his brother Kobdd, sought him out, and dared him to single
combat. He threw his javelin with such might, that his
antagonist was driven furiously from his horse ; and then,
dismounting, he cut off his head, and hung it at his saddle-
bow. After this he attacked and defeated the Tartar troops,
and continued his march towards Irdn.

Nauder having found that Karun had departed, immediately
followed, and Afrdsiydb was not long in pursuing him. The
Turdnians at length came up with Nauder, and attacked him
with great vigour. The unfortunate king, unable to parry the


onset, fell into the hands of his enemies, together with upwards
of one thousand of his famous warriors.

Long fought they, Nauder and the Tartar-chief,
And the thick dust which rose from either host,
Darkened the rolling Heavens. Afrasiyab
Seized by the girdle-belt the Persian king,
And furious, dragged him from his foaming horse.
With him a thousand warriors, high in name,
Were taken on the field ; and every legion,
Captured whilst flying from the victor's brand.

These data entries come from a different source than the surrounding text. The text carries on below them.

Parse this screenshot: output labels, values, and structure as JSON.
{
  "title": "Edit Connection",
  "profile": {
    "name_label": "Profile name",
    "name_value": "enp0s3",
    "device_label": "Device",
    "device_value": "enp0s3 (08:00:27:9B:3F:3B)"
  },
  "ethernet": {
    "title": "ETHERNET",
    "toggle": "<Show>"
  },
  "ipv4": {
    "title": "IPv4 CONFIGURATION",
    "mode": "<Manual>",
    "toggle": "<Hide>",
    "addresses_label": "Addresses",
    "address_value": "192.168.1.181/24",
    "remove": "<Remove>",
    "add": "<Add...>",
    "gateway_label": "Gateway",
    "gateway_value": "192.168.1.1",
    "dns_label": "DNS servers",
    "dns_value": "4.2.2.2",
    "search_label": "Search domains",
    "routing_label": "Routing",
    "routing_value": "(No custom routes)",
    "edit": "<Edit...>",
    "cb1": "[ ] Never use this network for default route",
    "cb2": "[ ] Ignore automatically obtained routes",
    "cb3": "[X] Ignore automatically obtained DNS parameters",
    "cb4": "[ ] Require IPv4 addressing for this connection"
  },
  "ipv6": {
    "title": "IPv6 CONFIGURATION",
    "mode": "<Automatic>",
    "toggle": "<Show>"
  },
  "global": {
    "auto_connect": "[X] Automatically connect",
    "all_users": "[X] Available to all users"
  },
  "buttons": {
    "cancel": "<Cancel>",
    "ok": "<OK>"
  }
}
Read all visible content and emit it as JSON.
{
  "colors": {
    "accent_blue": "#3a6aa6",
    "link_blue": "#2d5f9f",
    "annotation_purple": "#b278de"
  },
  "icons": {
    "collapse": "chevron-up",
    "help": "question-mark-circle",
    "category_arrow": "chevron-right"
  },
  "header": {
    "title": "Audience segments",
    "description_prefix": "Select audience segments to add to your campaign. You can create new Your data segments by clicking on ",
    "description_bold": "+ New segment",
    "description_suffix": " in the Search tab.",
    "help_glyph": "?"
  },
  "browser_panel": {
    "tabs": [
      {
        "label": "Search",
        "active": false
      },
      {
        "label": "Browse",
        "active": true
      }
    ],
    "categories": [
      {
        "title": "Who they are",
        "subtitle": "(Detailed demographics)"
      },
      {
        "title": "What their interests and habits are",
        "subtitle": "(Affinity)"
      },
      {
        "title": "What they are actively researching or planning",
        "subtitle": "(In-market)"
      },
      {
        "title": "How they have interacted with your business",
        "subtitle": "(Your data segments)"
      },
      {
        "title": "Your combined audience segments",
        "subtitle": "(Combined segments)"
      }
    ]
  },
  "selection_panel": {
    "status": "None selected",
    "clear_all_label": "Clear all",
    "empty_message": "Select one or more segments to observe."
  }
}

Such are the freaks of Fortune : friend and foe
Alternate wear the crown. The world itself
Is an ingenious juggler every moment
Playing some novel trick ; exalting one
In pomp and splendour, crushing down another,

Online LibraryFirdawsiThe Shah Nameh of the Persian poet Firdausi → online text (page 8 of 35)